It seems like only yesterday that 4K was the expensive new technology on the market, but TV manufacturers aren’t slowing down quite yet. Already, the ‘next big thing’ for TVs is hitting the shelves, and it’s 8K.
Much like 4K was back in the day, 8K is a new big step up in display resolution. 8K features a resolution of 7680×4320 pixels, which offers four times as many total pixels as your usual 4K display. Moreover, that’s sixteen times more pixels than what a regular 1080p display offers.
That said, an 8K image is much sharper than either 4K or 1080p, meaning that 8K display offers unmatched visual fidelity, but the question remains: is it worth it in 2020?

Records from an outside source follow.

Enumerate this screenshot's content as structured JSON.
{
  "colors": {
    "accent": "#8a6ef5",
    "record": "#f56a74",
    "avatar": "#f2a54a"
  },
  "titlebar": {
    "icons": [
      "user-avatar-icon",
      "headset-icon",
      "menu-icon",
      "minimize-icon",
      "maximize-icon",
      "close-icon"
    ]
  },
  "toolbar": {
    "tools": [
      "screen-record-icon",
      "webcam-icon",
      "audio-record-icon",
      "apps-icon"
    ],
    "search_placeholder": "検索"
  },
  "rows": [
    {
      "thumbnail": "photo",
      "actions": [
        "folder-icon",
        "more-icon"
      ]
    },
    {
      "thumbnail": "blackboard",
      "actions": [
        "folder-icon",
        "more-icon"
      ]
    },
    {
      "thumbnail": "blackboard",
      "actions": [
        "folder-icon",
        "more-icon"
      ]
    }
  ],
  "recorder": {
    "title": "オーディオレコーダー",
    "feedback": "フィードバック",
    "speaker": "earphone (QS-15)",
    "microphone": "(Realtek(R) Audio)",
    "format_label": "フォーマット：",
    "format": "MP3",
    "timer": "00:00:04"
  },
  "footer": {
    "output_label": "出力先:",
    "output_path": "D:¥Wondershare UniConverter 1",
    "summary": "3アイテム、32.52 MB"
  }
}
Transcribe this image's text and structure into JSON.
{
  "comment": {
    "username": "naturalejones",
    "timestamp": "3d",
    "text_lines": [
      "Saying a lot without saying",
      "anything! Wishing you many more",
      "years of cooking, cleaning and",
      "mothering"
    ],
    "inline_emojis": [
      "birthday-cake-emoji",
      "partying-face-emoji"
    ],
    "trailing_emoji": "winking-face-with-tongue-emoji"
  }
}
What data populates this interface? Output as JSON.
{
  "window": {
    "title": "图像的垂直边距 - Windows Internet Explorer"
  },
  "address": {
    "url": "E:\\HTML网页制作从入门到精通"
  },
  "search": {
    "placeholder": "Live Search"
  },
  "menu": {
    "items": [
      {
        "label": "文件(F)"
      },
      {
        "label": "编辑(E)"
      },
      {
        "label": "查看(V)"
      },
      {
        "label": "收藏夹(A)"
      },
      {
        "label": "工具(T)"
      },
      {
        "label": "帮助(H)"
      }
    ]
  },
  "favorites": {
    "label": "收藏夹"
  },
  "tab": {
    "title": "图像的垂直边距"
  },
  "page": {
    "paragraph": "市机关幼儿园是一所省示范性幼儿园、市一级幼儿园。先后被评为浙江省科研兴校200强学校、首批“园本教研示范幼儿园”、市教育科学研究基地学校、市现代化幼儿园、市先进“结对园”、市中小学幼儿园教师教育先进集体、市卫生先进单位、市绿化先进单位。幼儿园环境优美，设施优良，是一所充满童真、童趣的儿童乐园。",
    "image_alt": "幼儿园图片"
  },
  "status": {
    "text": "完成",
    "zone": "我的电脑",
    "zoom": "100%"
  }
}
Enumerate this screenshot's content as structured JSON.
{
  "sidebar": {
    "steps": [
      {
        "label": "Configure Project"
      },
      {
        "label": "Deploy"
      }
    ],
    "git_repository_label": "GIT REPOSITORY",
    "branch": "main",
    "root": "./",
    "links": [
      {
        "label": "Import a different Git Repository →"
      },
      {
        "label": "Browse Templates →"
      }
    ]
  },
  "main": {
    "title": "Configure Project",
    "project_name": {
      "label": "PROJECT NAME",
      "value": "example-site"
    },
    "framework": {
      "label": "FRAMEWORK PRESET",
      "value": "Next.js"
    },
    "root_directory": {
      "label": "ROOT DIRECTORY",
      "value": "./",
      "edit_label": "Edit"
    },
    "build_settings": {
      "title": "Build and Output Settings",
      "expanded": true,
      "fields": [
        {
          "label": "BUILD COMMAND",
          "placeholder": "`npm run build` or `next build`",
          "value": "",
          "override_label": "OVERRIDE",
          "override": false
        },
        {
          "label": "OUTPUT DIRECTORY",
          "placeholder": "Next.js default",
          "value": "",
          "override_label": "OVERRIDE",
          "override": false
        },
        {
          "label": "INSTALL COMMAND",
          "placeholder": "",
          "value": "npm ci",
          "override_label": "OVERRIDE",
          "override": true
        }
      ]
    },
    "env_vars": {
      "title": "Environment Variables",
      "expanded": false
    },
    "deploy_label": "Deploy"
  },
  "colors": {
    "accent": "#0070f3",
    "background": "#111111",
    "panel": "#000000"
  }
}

In short, no, and in this article, we’ll go over the key reasons as to why that is.
Table of ContentsShow
Limited 8K Content
At the moment 8K TVs are suffering from the same drawback that 4K TVs did back when they were first breaking into the mainstream market – there just wasn’t that much content available in 4K, and that made getting a 4K TV immediately a bit of a dubious investment, especially considering how expensive they have been in the beginning. The same stays true for 8K in 2020.
At the moment, many streaming services offer 4K, but 8K content isn’t exactly readily available. What’s more, streaming 8K video requires a fast internet connection – roughly 50 Mbps at least, and needless to say, many people don’t have access to internet that fast.
On the other hand, non-8K content displayed on an 8K TV would be upscaled and still look better, but there is a notable difference between upscaled 4K and native 8K content.
Now, as far as gaming is concerned, running modern AAA games in 8K at playable framerates would be quite a daunting task for modern hardware. It’s not exactly impossible, but a setup that would actually be capable of running the newer AAA titles in 8K at a stable framerate would be far too pricey for the average gamer.
At the moment, all but the most potent high-end GPUs, such as the RTX 2080 Super and the RTX 2080 Ti, struggle to maintain a steady framerate in the latest AAA games even in 4K, though of course, the exact performance varies from game to game and from GPU to GPU. So, needless to say, it will be some time yet before 8K becomes more accessible for PC gamers.
As for consoles, the upcoming PlayStation 5 and the Xbox Series X will allegedly be capable of delivering 4K at 60 FPS and will feature an RDNA 2-based AMD GPU more powerful than AMD’s current flagship, the RX 5700 XT. So, while it will be a competent 4K GPU, the performance will depend more on optimization rather than on raw power, especially as the years go by.
So, as impressive as the upcoming consoles are compared to their predecessors, it’s highly doubtful that either of them will be capable of managing 8K with acceptable framerates. Granted, there’s always a chance that we might see another mid-generation refresh like with the PlayStation 4 Pro and the Xbox One X that would allow them to run games at 8K or near 8K, but there’s little point in speculating on that currently.
The bottom line is, aiming for good performance in 4K still requires very pricey hardware in 2020, so getting anything to run in 8K at a stable 60 FPS would require a PC that would set you back thousands of dollars. Naturally, most people won’t have so much money to spend on a gaming PC.
And speaking of pricey hardware, another major reason as to why an 8K TV would be a poor investment right now is that the TVs themselves are also ridiculously expensive, much like 4K TVs were back when they first appeared on the market.
At the moment, if you want to get an 8K TV, you’d need to spend at least $2500, and most of the models currently available cost much more than that. In contrast, 4K TVs are quite affordable now, though, of course, the kind of panel quality and feature set that you’d find in a $300 4K TV wouldn’t be on the same level as what you’d get in a $1000 model.
So, needless to say, 8K TVs present very poor value at the moment, as they are extremely expensive and there are better ways to spend your money, ways that would constitute a more significant improvement to your gaming experience at a fraction of the price.
To summarize, you probably shouldn’t get an 8K TV yet because:
- Native 8K content isn’t readily available for streaming and even when it is, a very fast internet connection is required to stream 8K video.
- Gaming PCs and consoles are far from ready for 8K, as modern high-end GPUs such as the RTX 2080 Super can only just manage a stable 60 FPS in 4K when it comes to the latest AAA titles.
- 8K TVs themselves are extremely expensive at the moment and, considering the previous two points, they present very poor value in 2020.
Needless to say, it will be a few years until 8K TVs are more affordable and the hardware is powerful enough for gaming in that resolution, so there’s little to no point in spending huge amounts of money on an 8K panel right now.
In 2020, a good 4K TV would be a wiser investment, not to mention that a 1440p 144 Hz monitor might be an even better solution for a lot of desktop setups.